* [DATA SUPPLIED]
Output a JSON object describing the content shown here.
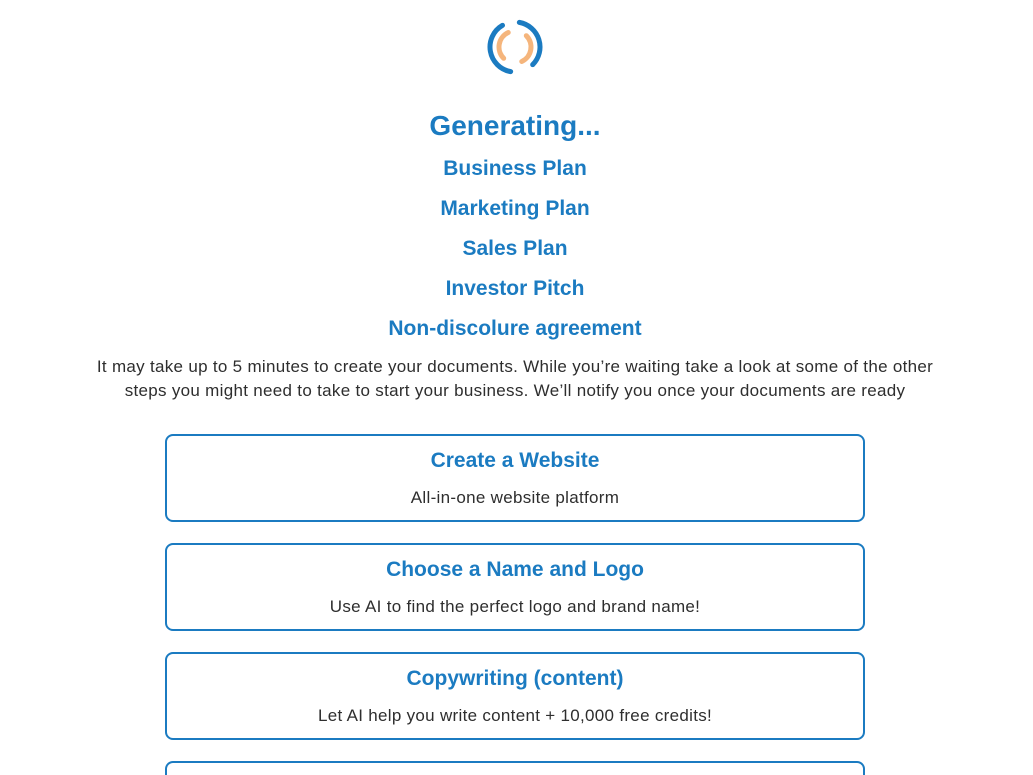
{
  "colors": {
    "accent": "#1b7bc1",
    "text": "#2e2e2e",
    "spinner_outer": "#1b7bc1",
    "spinner_inner": "#f5b57c",
    "background": "#ffffff"
  },
  "spinner": {
    "icon": "loading-spinner-icon"
  },
  "status": {
    "title": "Generating..."
  },
  "documents": [
    {
      "label": "Business Plan"
    },
    {
      "label": "Marketing Plan"
    },
    {
      "label": "Sales Plan"
    },
    {
      "label": "Investor Pitch"
    },
    {
      "label": "Non-discolure agreement"
    }
  ],
  "message": "It may take up to 5 minutes to create your documents. While you’re waiting take a look at some of the other steps you might need to take to start your business. We’ll notify you once your documents are ready",
  "cards": [
    {
      "title": "Create a Website",
      "description": "All-in-one website platform"
    },
    {
      "title": "Choose a Name and Logo",
      "description": "Use AI to find the perfect logo and brand name!"
    },
    {
      "title": "Copywriting (content)",
      "description": "Let AI help you write content + 10,000 free credits!"
    }
  ]
}
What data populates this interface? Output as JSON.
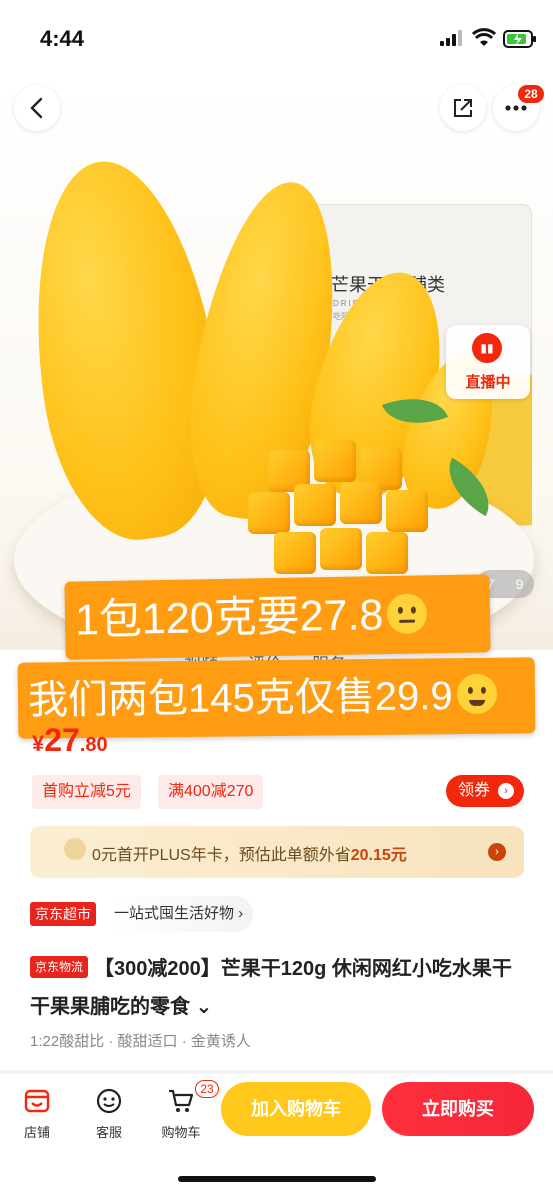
{
  "status_bar": {
    "time": "4:44"
  },
  "header": {
    "more_badge": "28"
  },
  "hero": {
    "package_title": "芒果干(果脯类",
    "package_sub": "DRIED MANGO",
    "package_line": "吃阳光长大的芒果干",
    "live_label": "直播中",
    "page_current": "7",
    "page_total": "9"
  },
  "overlay": {
    "line1": "1包120克要27.8",
    "line2": "我们两包145克仅售29.9"
  },
  "tabs": [
    "视频",
    "评价",
    "服务"
  ],
  "price": {
    "symbol": "¥",
    "integer": "27",
    "decimal": ".80"
  },
  "promo_tags": {
    "first": "首购立减5元",
    "second": "满400减270"
  },
  "coupon_button": "领券",
  "plus": {
    "prefix": "0元首开PLUS年卡，预估此单额外省",
    "amount": "20.15元"
  },
  "store": {
    "tag": "京东超市",
    "slogan": "一站式囤生活好物 ›"
  },
  "product": {
    "logistics_tag": "京东物流",
    "title": "【300减200】芒果干120g 休闲网红小吃水果干 干果果脯吃的零食 ⌄"
  },
  "traits": "1:22酸甜比 · 酸甜适口 · 金黄诱人",
  "bottom_bar": {
    "store": "店铺",
    "service": "客服",
    "cart": "购物车",
    "cart_count": "23",
    "add_to_cart": "加入购物车",
    "buy_now": "立即购买"
  },
  "colors": {
    "accent": "#f2270c",
    "orange": "#ff9c12",
    "yellow_button": "#ffc81a"
  }
}
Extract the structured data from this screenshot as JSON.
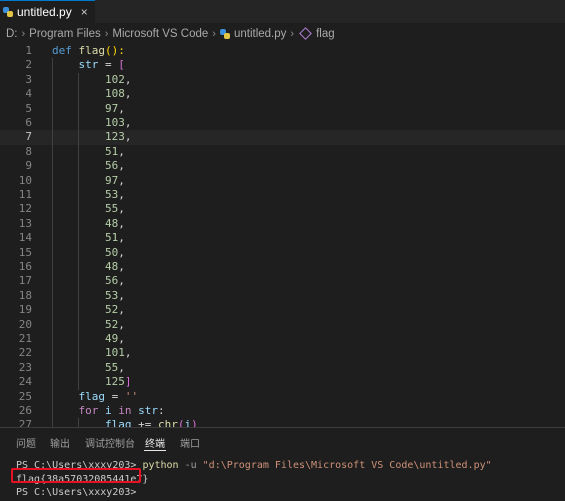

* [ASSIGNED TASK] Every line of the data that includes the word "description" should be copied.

* [RESPONSE BELOW]
      "description": "All-in-one website platform"
      "description": "Use AI to find the perfect logo and brand name!"
      "description": "Let AI help you write content + 10,000 free credits!"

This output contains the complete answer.